The settlement with Richmond University Medical Center is confidential and wasn’t part of the $5.9 million agreement announced by the city in July. But the figure was disclosed in court documents filed in Surrogate’s Court on Staten Island that outline how the money will be dispersed to his family. Garner left no will.
The figure is the maximum claim allowed under the hospital center’s liability insurance policy, according to court papers.
“Sir, it’s EMS. We’re here to help you. We’re getting the stretcher, all right?” one worker says to Garner when they arrive at 3:36 p.m.
He does not answer.
Later, when a bystander asks why they aren’t trying to resuscitate him, an officer says it’s because Garner is breathing. Hospital records, also filed in the documents, say Garner went into cardiac arrest on the stretcher. At the emergency room, doctors again performed CPR. By 4:15, he had no pulse, and he was declared dead at 4:34 p.m.
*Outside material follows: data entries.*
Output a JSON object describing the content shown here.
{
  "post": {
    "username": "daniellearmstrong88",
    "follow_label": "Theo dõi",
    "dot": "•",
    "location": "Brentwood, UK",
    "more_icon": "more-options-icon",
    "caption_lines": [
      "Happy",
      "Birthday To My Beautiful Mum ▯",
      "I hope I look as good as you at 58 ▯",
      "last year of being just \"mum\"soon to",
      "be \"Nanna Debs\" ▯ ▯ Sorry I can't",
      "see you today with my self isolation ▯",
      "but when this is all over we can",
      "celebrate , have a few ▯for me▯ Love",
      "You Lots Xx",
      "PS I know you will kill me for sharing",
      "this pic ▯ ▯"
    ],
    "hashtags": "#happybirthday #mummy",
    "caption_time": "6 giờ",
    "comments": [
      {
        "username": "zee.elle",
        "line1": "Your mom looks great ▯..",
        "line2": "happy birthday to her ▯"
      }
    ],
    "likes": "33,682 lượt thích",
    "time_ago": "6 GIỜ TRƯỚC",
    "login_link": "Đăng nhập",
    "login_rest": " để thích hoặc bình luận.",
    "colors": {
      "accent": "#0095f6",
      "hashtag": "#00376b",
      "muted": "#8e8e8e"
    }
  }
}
“The EMTS did not conduct the appropriate examination” of Garner and “failed to provide him with the necessary life-saving procedures,” according to the court documents.
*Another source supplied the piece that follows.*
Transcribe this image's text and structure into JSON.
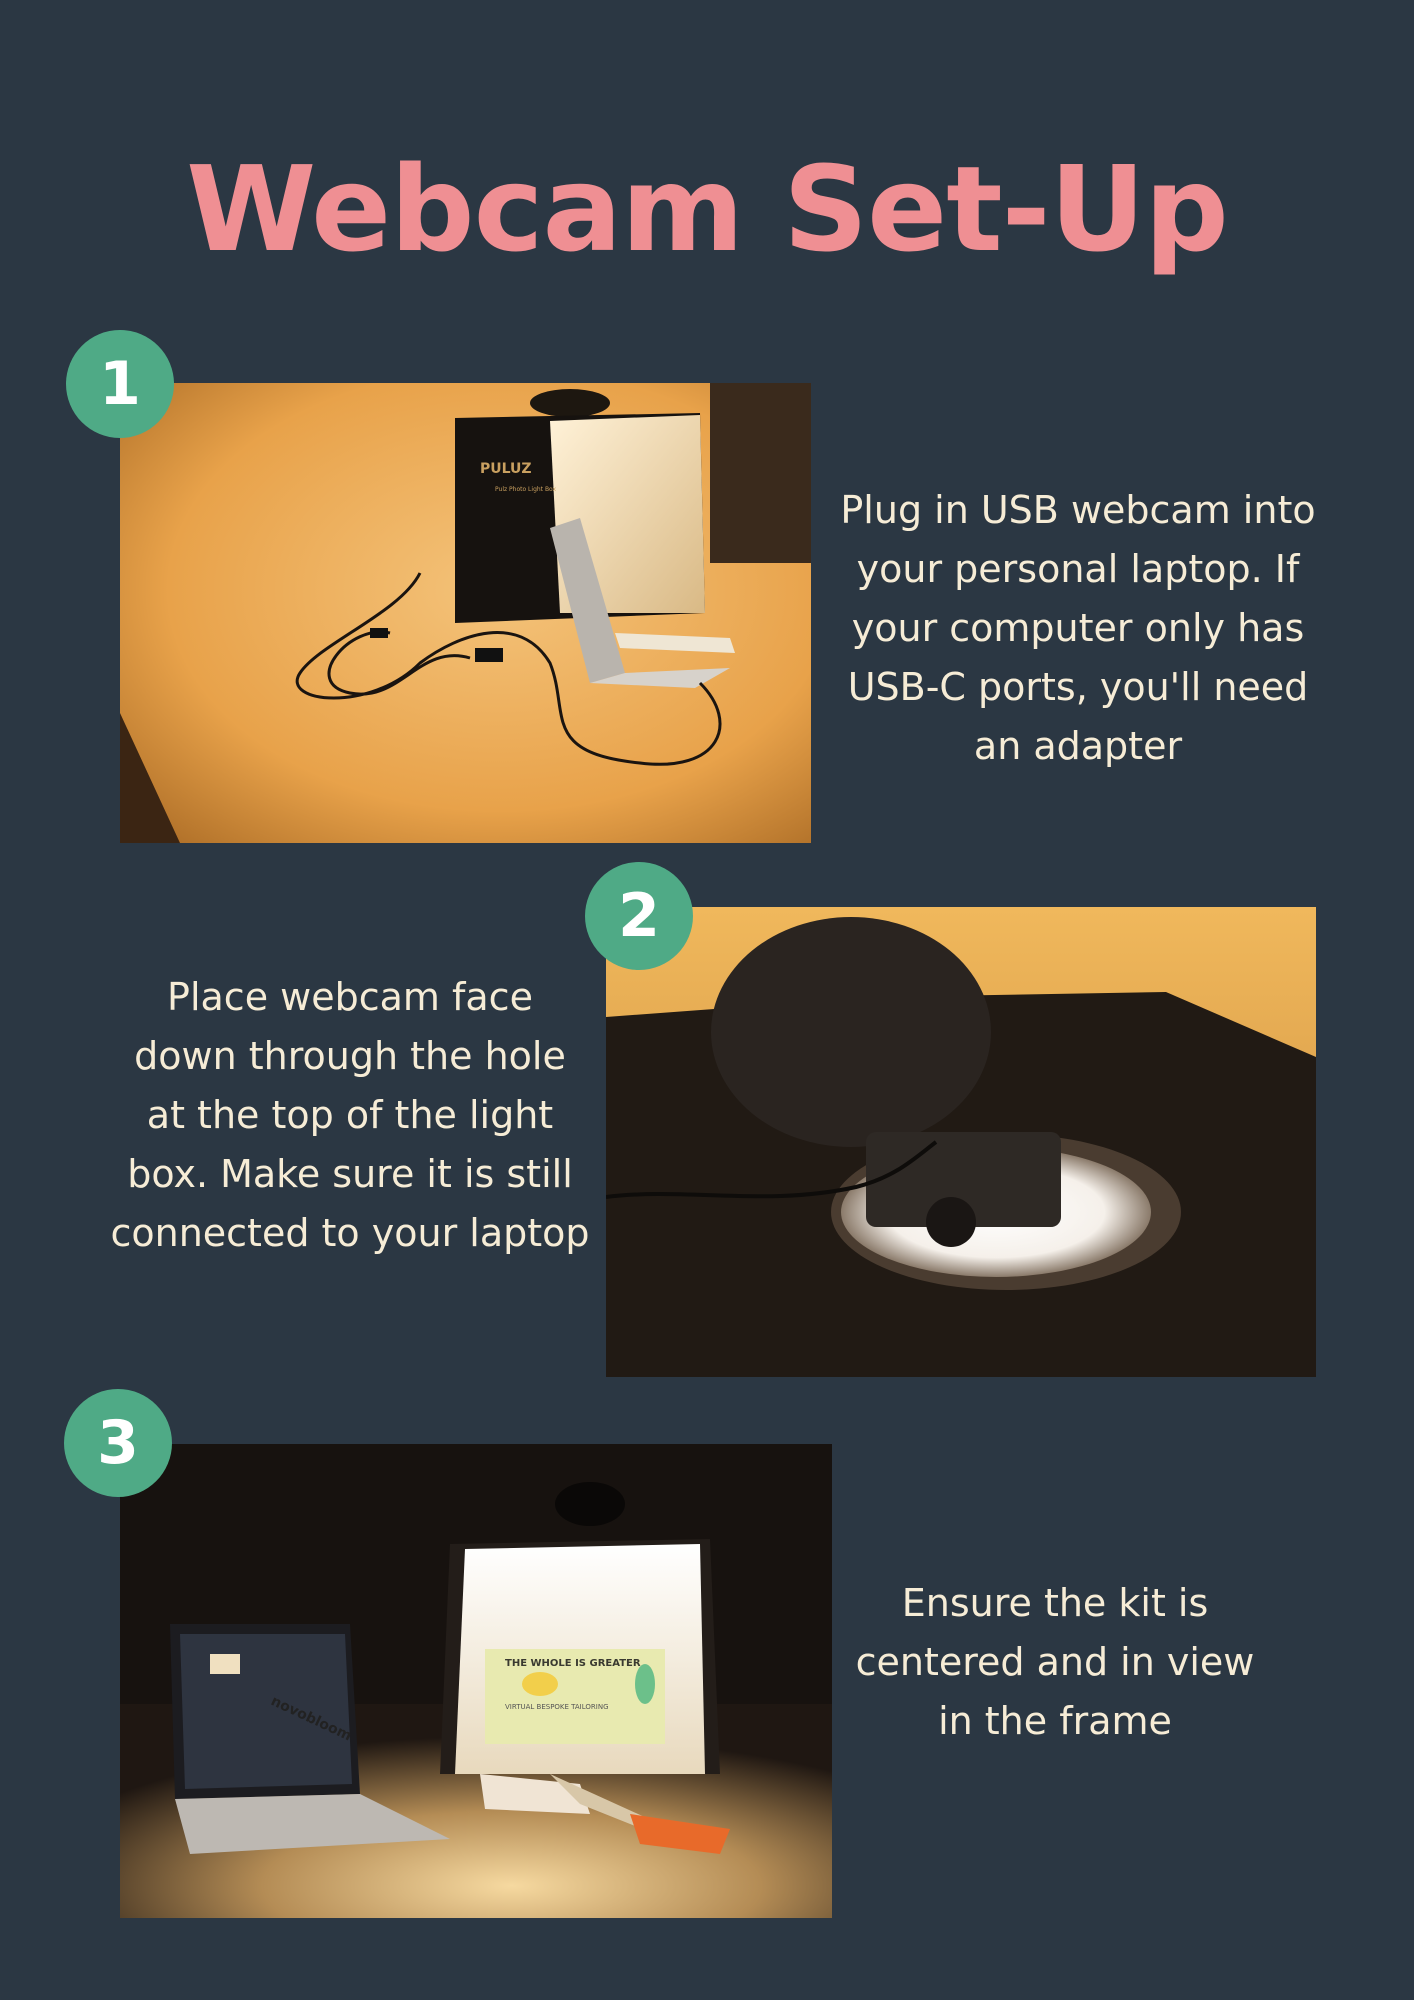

Two paramedics and two emergency medical technicians were initially suspended without pay by the hospital, but they were reinstated into roles that did not involve patient care. They have since returned to the job, according to hospital officials.
Also detailed in the documents is a proposal for how to disperse the money. Garner’s widow will received about $2.4 million. His children will receive sums that range from $195,000 to $996,000. His mother, Gwen Carr, will receive $124,000 for acting as administrator of his estate, and the law firm that represented the family will receive $2.3 million, or one-third, which is a common attorney fee.
A judge set a hearing for March 16 to formalize the proposal.